**ASSIGNMENT**
Lines with the string "JSON" are to be identified in the listing and copied.

::::::

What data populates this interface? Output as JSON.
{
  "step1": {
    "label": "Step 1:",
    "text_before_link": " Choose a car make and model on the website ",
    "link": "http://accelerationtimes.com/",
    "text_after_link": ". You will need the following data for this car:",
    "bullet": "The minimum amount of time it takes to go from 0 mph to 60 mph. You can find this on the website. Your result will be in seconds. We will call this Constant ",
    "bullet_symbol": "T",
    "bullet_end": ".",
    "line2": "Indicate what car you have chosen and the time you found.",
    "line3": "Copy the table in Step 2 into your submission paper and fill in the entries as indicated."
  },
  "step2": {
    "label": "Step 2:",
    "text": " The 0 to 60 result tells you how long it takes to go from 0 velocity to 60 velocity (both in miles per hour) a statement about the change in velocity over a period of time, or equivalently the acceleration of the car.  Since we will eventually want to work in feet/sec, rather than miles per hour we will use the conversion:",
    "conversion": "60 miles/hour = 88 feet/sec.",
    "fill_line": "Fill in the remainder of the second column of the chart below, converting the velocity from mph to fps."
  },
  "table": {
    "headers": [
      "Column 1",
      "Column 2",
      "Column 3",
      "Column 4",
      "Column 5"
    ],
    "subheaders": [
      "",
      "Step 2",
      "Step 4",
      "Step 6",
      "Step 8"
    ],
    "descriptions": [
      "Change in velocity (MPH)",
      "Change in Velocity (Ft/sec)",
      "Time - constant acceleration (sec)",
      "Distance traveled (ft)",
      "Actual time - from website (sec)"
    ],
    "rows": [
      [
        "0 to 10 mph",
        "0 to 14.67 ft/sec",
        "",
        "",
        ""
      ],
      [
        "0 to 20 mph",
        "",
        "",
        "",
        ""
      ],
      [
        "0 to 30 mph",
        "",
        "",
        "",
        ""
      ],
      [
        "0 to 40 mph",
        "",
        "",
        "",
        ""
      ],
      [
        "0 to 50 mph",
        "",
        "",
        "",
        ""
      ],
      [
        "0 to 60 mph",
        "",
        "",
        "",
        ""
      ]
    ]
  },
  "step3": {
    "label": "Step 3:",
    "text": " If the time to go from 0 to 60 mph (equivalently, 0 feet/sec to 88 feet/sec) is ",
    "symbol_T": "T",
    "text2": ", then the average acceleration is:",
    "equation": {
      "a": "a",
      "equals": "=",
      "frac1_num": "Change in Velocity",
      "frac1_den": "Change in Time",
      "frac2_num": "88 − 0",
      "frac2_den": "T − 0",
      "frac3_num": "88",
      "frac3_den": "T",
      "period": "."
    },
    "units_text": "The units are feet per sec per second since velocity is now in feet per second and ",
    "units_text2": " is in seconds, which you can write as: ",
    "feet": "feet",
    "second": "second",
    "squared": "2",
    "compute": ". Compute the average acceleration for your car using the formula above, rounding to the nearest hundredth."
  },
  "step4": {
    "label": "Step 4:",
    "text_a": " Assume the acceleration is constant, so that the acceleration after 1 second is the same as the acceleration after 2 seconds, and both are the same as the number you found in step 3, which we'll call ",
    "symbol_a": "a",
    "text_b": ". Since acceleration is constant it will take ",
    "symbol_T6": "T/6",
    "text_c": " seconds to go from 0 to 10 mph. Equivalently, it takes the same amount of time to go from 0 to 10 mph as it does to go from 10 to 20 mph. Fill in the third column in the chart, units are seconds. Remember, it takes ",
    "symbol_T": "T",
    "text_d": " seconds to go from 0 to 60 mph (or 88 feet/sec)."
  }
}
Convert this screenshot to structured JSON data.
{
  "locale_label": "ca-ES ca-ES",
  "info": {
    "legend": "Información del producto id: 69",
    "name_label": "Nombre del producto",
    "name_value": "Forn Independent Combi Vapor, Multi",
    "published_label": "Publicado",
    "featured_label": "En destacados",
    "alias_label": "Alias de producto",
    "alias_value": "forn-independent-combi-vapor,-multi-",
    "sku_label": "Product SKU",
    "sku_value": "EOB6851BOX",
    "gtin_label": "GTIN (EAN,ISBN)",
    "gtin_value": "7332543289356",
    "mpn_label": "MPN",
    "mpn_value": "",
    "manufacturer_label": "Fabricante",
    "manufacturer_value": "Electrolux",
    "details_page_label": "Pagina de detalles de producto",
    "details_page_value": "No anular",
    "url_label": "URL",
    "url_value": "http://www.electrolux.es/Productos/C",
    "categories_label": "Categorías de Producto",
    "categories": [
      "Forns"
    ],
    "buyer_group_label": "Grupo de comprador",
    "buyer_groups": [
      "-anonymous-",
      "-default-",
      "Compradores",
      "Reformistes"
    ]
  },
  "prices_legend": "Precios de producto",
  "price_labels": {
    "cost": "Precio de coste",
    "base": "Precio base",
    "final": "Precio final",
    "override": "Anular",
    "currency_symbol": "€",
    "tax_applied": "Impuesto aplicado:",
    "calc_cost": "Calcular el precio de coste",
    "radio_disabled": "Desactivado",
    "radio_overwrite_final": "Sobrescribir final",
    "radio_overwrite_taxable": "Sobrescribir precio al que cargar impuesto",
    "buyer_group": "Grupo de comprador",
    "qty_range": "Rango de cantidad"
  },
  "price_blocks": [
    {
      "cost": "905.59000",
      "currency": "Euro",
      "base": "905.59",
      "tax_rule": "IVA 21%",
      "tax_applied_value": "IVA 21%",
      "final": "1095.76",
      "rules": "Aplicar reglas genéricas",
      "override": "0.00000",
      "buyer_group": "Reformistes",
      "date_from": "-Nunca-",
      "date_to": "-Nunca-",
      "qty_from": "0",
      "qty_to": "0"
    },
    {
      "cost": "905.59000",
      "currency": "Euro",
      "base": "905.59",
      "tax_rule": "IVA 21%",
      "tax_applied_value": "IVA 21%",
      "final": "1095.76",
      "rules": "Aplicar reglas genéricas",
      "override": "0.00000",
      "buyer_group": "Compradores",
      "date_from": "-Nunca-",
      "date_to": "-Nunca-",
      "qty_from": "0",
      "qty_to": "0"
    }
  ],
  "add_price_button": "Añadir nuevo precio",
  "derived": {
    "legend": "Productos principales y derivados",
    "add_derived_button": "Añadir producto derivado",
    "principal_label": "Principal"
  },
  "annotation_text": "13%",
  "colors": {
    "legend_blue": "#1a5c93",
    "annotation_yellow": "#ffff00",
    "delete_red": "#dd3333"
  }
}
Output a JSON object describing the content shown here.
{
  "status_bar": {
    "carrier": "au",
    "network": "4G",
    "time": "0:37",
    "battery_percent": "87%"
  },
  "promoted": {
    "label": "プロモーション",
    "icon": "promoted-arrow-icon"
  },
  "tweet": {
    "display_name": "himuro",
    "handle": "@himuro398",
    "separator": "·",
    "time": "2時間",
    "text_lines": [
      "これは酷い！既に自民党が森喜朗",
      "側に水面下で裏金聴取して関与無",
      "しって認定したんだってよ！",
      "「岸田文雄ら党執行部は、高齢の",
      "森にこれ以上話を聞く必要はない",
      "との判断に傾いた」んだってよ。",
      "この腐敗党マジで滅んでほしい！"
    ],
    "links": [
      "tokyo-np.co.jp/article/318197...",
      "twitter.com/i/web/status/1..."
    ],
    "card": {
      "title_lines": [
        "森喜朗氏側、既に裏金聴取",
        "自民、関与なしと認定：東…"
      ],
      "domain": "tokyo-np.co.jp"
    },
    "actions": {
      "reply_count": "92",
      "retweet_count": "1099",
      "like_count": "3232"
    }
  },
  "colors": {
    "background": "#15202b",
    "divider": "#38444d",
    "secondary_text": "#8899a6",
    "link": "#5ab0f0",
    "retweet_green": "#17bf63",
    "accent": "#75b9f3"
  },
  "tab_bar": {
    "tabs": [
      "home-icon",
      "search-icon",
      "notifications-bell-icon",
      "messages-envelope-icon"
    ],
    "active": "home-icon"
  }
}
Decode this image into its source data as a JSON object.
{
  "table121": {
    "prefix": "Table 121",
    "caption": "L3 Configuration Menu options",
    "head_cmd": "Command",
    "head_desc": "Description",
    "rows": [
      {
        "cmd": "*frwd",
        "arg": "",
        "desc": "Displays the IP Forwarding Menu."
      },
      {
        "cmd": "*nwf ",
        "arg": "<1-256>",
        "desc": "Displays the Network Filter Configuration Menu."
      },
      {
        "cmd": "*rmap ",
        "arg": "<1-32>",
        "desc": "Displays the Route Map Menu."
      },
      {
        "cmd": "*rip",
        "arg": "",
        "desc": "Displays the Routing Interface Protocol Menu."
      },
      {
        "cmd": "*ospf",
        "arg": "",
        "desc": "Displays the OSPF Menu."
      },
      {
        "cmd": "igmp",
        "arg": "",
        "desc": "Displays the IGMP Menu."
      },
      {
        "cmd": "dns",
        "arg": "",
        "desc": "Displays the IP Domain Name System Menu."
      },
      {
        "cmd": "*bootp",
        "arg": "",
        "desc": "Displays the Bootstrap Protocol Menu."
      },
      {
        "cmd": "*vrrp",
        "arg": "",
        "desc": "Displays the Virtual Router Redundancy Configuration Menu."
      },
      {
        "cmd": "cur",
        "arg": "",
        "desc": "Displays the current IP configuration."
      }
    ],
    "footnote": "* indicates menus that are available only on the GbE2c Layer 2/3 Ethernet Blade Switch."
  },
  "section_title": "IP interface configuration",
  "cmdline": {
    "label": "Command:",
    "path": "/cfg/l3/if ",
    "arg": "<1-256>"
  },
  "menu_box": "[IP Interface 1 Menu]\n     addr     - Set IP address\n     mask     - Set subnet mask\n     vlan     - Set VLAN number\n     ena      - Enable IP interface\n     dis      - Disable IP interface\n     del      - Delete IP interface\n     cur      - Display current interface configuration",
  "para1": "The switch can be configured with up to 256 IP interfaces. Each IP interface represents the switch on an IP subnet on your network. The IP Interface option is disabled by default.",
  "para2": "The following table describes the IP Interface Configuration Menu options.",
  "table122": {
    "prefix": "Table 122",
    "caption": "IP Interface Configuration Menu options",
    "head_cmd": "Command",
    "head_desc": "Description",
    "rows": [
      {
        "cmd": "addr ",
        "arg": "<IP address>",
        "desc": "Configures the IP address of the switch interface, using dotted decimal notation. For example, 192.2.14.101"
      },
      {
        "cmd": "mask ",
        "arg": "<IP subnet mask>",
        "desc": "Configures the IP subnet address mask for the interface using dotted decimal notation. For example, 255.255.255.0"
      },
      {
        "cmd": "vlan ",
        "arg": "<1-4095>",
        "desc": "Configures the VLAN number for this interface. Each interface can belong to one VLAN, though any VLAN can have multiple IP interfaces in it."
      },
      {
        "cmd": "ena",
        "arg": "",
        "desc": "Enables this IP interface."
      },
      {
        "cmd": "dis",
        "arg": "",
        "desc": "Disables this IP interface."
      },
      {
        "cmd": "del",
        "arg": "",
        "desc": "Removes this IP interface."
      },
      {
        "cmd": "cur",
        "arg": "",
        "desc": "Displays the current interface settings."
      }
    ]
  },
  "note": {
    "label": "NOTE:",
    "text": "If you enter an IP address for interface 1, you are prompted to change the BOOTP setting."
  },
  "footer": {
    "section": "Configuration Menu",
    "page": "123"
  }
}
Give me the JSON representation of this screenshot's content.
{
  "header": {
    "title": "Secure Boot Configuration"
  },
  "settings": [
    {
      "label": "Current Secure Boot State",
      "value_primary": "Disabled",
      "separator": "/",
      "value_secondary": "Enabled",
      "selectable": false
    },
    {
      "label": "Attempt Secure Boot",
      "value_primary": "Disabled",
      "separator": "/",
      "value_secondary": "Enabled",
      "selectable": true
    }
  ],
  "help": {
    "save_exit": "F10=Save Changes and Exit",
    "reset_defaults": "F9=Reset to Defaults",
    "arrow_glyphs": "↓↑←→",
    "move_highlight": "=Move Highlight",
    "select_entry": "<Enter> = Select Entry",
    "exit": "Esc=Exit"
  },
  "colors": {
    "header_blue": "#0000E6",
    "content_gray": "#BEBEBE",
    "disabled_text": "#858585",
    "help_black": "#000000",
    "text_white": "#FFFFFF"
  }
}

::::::

**RESULT OF THIS EXERCISE**
What data populates this interface? Output as JSON.
Convert this screenshot to structured JSON data.
Output a JSON object describing the content shown here.
Decode this image into its source data as a JSON object.
Give me the JSON representation of this screenshot's content.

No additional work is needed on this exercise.